The film was created to encourage better conservation by education.

Exeter graduates make elephant conservation film

Two University of Exeter graduates have visited Nigeria to make a film promoting conservation of elephants and their forest habitat.

Chris Guggiari-Peel and Jono Gilbert, who set up Farsight Conservation to raise awareness of conservation issues, were supported by the university’s Think:Try:Do Student Startup Programme and were successful in receiving two Think:Try:Do grants totalling £4,000.

The company’s latest film was produced for Paignton Zoo to encourage better conservation by educating people both in Nigeria and around the world.

Paignton Zoo is part of a long-running conservation project in the Omo Forest Reserve in south-west Nigeria, where an estimated 20-40 forest elephants live.

“Local people recognise the importance of protecting the elephants, but the threat to these animals comes from destruction of their habitat,” said Chris, 25, who lives in Exeter and works as a project researcher for the university.

“There are controls on logging in the area, but logging happens there on a large scale so its effects are still very damaging.

“There are also illegal farmers encroaching into the forest to produce palm oil and cocoa.”

Jono, 25, from Caterham in Surrey, said: “The situation out there was quite a shock.

“This is the last stronghold of this population of elephants and you think it will be some kind of pristine wilderness, but parts of it are very close to logging camps.”

The pair had hoped to see the elephants during their trip, but they were unsuccessful.

“We spent four days hiding in bushes, hoping to film them,” Chris said.

“One day we spent four hours waiting then went away for an hour and, when we came back, our guide showed us fresh elephant footprints right next to where we had been hiding.

“We would have been the first people to film this group of elephants in person, but we had to settle for footage from motion-activated camera traps.”

During the trip in February, Chris and Jono found themselves in some worrying situations – including getting lost in the forest in sweltering heat for eight hours, and a lucky escape when a man tried to puncture their car tyres by throwing a log spiked with nails under the wheels.

Joe Pearce, Business Support Manager at the University of Exeter, said: “I am delighted with the progress that Chris and Jono have made.

“The grant has allowed them to take their startup to the next level, establishing themselves as a registered company and increasing the production value of their films by acquiring high-value equipment such as a drone and premium sound recording kit.

“I look forward to working with them more to grow and develop their business.”

Paignton Zoo and its umbrella charity, the Whitley Wildlife Conservation Trust, have supported conservation education in the Omo Forest Reserve since 1993, with help from the Nigerian Conservation Foundation.

Education officers work within local primary schools, and will use Chris and Jono’s film as part of their efforts to raise awareness of environmental issues.

Phil Knowling, spokesperson for Paignton Zoo and the Whitley Wildlife Conservation Trust, said: “This film is beautifully shot and evocative.

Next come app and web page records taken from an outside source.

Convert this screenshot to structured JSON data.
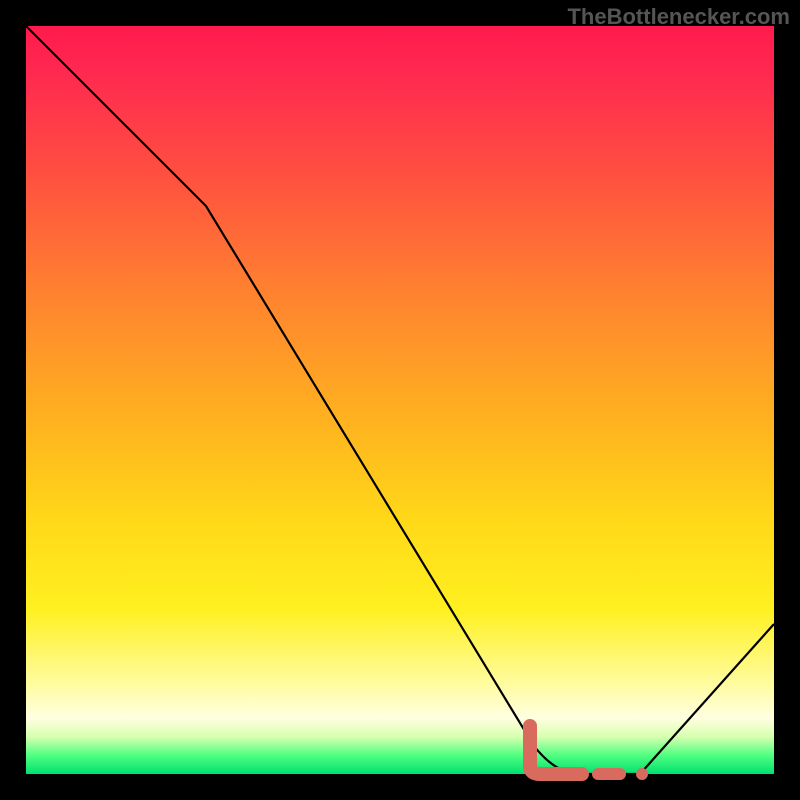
{
  "watermark": "TheBottlenecker.com",
  "chart_data": {
    "type": "line",
    "title": "",
    "xlabel": "",
    "ylabel": "",
    "xlim": [
      0,
      100
    ],
    "ylim": [
      0,
      100
    ],
    "series": [
      {
        "name": "curve",
        "color": "#000000",
        "x": [
          0,
          24,
          68,
          74,
          82,
          100
        ],
        "values": [
          100,
          76,
          4,
          0,
          0,
          20
        ]
      }
    ],
    "highlight_segments": [
      {
        "shape": "L-blob",
        "color": "#d96a5e",
        "x_range": [
          68,
          74
        ],
        "y_range": [
          0,
          4
        ]
      },
      {
        "shape": "dash",
        "color": "#d96a5e",
        "x_range": [
          76,
          79
        ],
        "y_range": [
          0,
          0
        ]
      },
      {
        "shape": "dot",
        "color": "#d96a5e",
        "x": 82,
        "y": 0
      }
    ],
    "gradient_stops": [
      {
        "pos": 0.0,
        "color": "#ff1a4d"
      },
      {
        "pos": 0.2,
        "color": "#ff5040"
      },
      {
        "pos": 0.52,
        "color": "#ffb020"
      },
      {
        "pos": 0.78,
        "color": "#fff020"
      },
      {
        "pos": 0.95,
        "color": "#d8ffb0"
      },
      {
        "pos": 1.0,
        "color": "#00e070"
      }
    ]
  }
}
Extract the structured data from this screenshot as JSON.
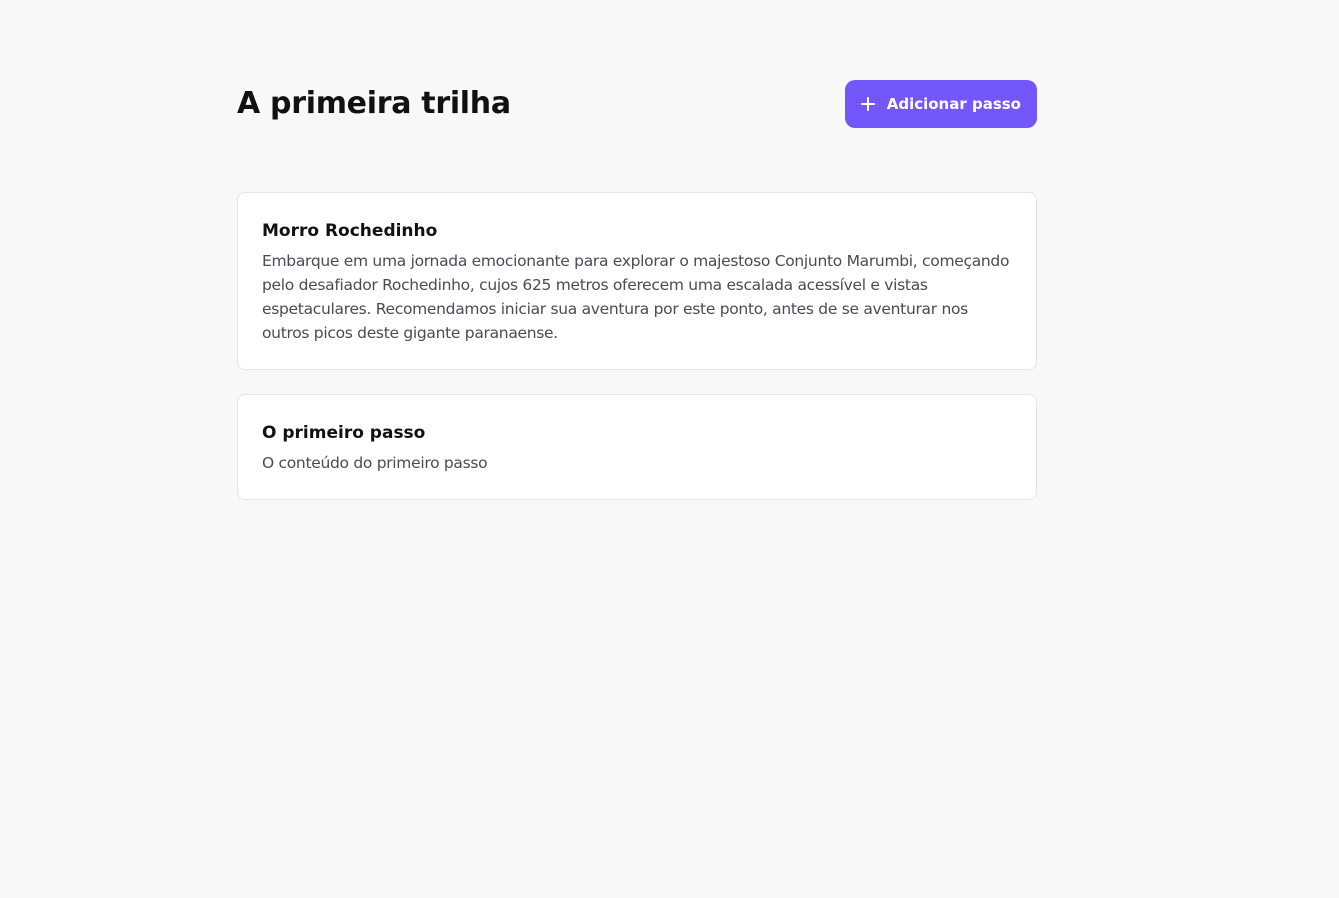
{
  "header": {
    "title": "A primeira trilha",
    "add_button_label": "Adicionar passo",
    "add_button_icon": "plus-icon"
  },
  "colors": {
    "background": "#f8f8f8",
    "accent": "#7357fb",
    "card_border": "#e5e5e8",
    "body_text": "#4b4a57"
  },
  "steps": [
    {
      "title": "Morro Rochedinho",
      "content": "Embarque em uma jornada emocionante para explorar o majestoso Conjunto Marumbi, começando pelo desafiador Rochedinho, cujos 625 metros oferecem uma escalada acessível e vistas espetaculares. Recomendamos iniciar sua aventura por este ponto, antes de se aventurar nos outros picos deste gigante paranaense."
    },
    {
      "title": "O primeiro passo",
      "content": "O conteúdo do primeiro passo"
    }
  ]
}
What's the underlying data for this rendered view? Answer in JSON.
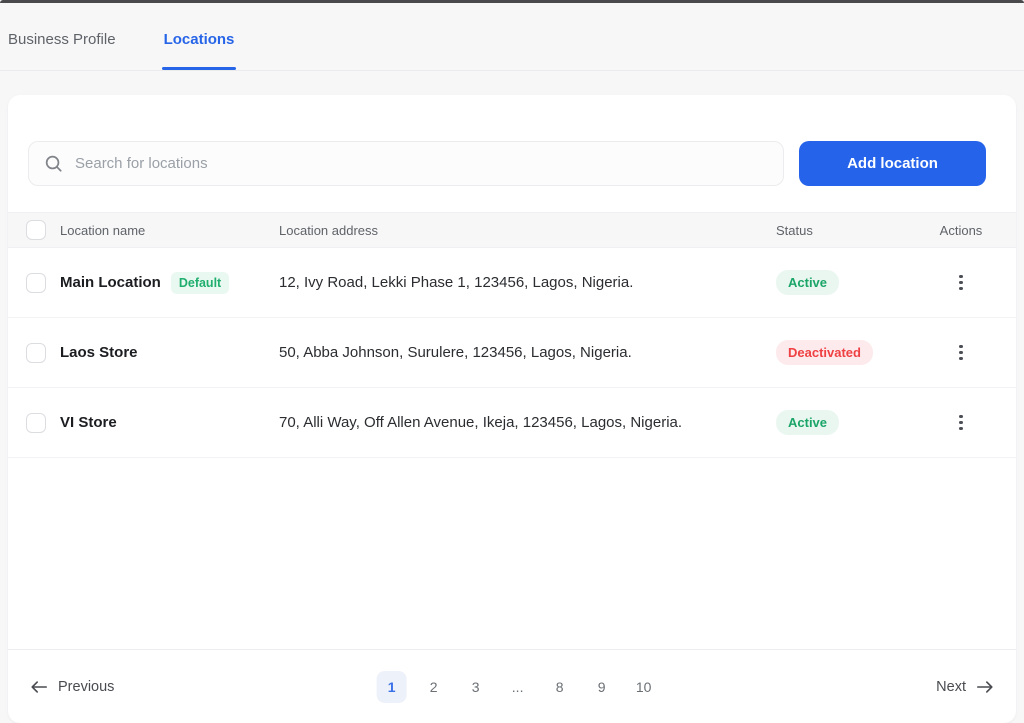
{
  "tabs": {
    "business_profile": {
      "label": "Business Profile",
      "active": false
    },
    "locations": {
      "label": "Locations",
      "active": true
    }
  },
  "search": {
    "placeholder": "Search for locations",
    "icon": "search-icon",
    "value": ""
  },
  "toolbar": {
    "add_location_label": "Add location"
  },
  "table": {
    "headers": {
      "name": "Location name",
      "address": "Location address",
      "status": "Status",
      "actions": "Actions"
    },
    "rows": [
      {
        "name": "Main Location",
        "badge": "Default",
        "address": "12, Ivy Road, Lekki Phase 1, 123456, Lagos, Nigeria.",
        "status": "Active",
        "status_type": "active"
      },
      {
        "name": "Laos Store",
        "badge": "",
        "address": "50, Abba Johnson,  Surulere, 123456, Lagos, Nigeria.",
        "status": "Deactivated",
        "status_type": "deactivated"
      },
      {
        "name": "VI Store",
        "badge": "",
        "address": "70, Alli Way, Off Allen Avenue, Ikeja, 123456, Lagos, Nigeria.",
        "status": "Active",
        "status_type": "active"
      }
    ]
  },
  "pagination": {
    "previous_label": "Previous",
    "next_label": "Next",
    "pages": [
      "1",
      "2",
      "3",
      "...",
      "8",
      "9",
      "10"
    ],
    "active_page": "1"
  },
  "colors": {
    "accent_blue": "#2563eb",
    "tab_active_blue": "#2765e8",
    "status_active_green": "#1ca568",
    "status_active_bg": "#eaf7f0",
    "status_deactivated_red": "#ef4043",
    "status_deactivated_bg": "#fdeaec",
    "default_badge_green": "#1fae6e",
    "default_badge_bg": "#e9f8f0",
    "page_background": "#f7f7f8",
    "card_background": "#ffffff",
    "pagination_active_bg": "#edf1fa",
    "pagination_active_text": "#3b71e8"
  }
}
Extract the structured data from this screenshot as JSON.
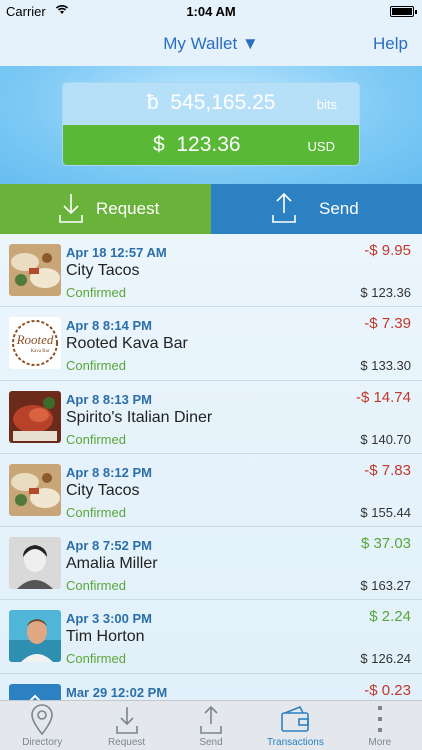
{
  "status_bar": {
    "carrier": "Carrier",
    "time": "1:04 AM"
  },
  "nav": {
    "title": "My Wallet ▼",
    "help": "Help"
  },
  "balance": {
    "bits_symbol": "ƀ",
    "bits_amount": "545,165.25",
    "bits_unit": "bits",
    "usd_symbol": "$",
    "usd_amount": "123.36",
    "usd_unit": "USD"
  },
  "actions": {
    "request": "Request",
    "send": "Send"
  },
  "transactions": [
    {
      "date": "Apr 18 12:57 AM",
      "name": "City Tacos",
      "status": "Confirmed",
      "amount": "-$ 9.95",
      "balance": "$ 123.36",
      "avatar": "tacos"
    },
    {
      "date": "Apr 8 8:14 PM",
      "name": "Rooted Kava Bar",
      "status": "Confirmed",
      "amount": "-$ 7.39",
      "balance": "$ 133.30",
      "avatar": "rooted"
    },
    {
      "date": "Apr 8 8:13 PM",
      "name": "Spirito's Italian Diner",
      "status": "Confirmed",
      "amount": "-$ 14.74",
      "balance": "$ 140.70",
      "avatar": "food"
    },
    {
      "date": "Apr 8 8:12 PM",
      "name": "City Tacos",
      "status": "Confirmed",
      "amount": "-$ 7.83",
      "balance": "$ 155.44",
      "avatar": "tacos"
    },
    {
      "date": "Apr 8 7:52 PM",
      "name": "Amalia Miller",
      "status": "Confirmed",
      "amount": "$ 37.03",
      "balance": "$ 163.27",
      "avatar": "person-bw"
    },
    {
      "date": "Apr 3 3:00 PM",
      "name": "Tim Horton",
      "status": "Confirmed",
      "amount": "$ 2.24",
      "balance": "$ 126.24",
      "avatar": "person-beach"
    },
    {
      "date": "Mar 29 12:02 PM",
      "name": "",
      "status": "",
      "amount": "-$ 0.23",
      "balance": "",
      "avatar": "blue"
    }
  ],
  "rooted_logo_text": "Rooted",
  "rooted_logo_sub": "Kava Bar",
  "tabs": [
    {
      "label": "Directory",
      "icon": "map-pin-icon"
    },
    {
      "label": "Request",
      "icon": "download-icon"
    },
    {
      "label": "Send",
      "icon": "upload-icon"
    },
    {
      "label": "Transactions",
      "icon": "wallet-icon"
    },
    {
      "label": "More",
      "icon": "more-dots-icon"
    }
  ],
  "colors": {
    "accent": "#2c6fbf",
    "request_green": "#6ab33a",
    "send_blue": "#2b81c2",
    "negative": "#c0392b",
    "positive": "#5aa639"
  }
}
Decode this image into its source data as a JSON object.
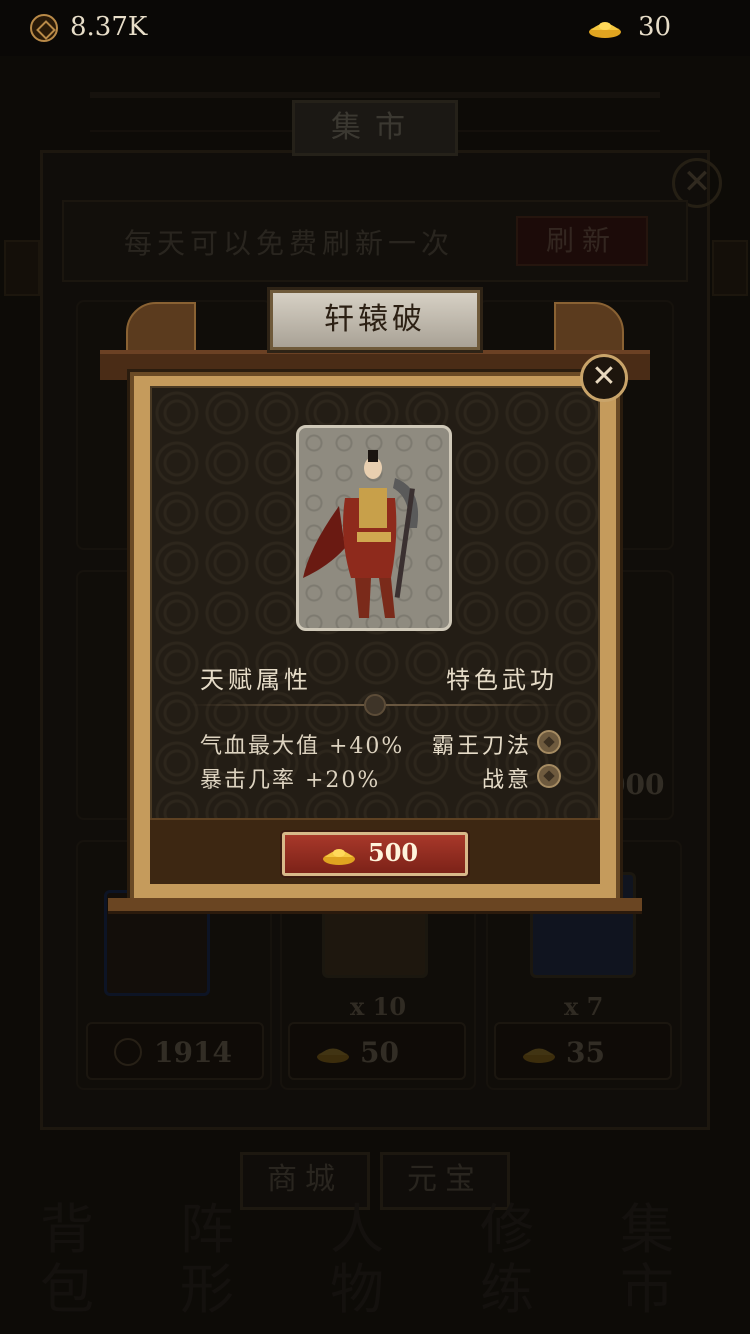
{
  "topbar": {
    "coins": {
      "icon": "coin-icon",
      "value": "8.37K"
    },
    "ingots": {
      "icon": "gold-ingot-icon",
      "value": "30"
    }
  },
  "market": {
    "title": "集市",
    "info_text": "每天可以免费刷新一次",
    "refresh_label": "刷新",
    "partial_price": "000",
    "items": [
      {
        "quantity": "",
        "price": "1914",
        "currency": "coin-icon"
      },
      {
        "quantity": "x 10",
        "price": "50",
        "currency": "gold-ingot-icon"
      },
      {
        "quantity": "x 7",
        "price": "35",
        "currency": "gold-ingot-icon"
      }
    ],
    "tabs": [
      "商城",
      "元宝"
    ],
    "bottom_nav": [
      "背包",
      "阵形",
      "人物",
      "修练",
      "集市"
    ]
  },
  "popup": {
    "title": "轩辕破",
    "talent_header": "天赋属性",
    "skills_header": "特色武功",
    "stats": [
      "气血最大值 +40%",
      "暴击几率 +20%"
    ],
    "skills": [
      "霸王刀法",
      "战意"
    ],
    "price": "500",
    "price_currency": "gold-ingot-icon",
    "close_label": "✕"
  },
  "colors": {
    "accent_gold": "#c59b5c",
    "buy_button": "#a8382a",
    "text_light": "#e6dcc8"
  }
}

“It gives an invaluable insight into the region, the forces that threaten it and the people on the ground working to prevent environmental disaster.”

To find out more about Farsight Conservation of see the film, follow them on Twitter or visit

Date: 25 July 2017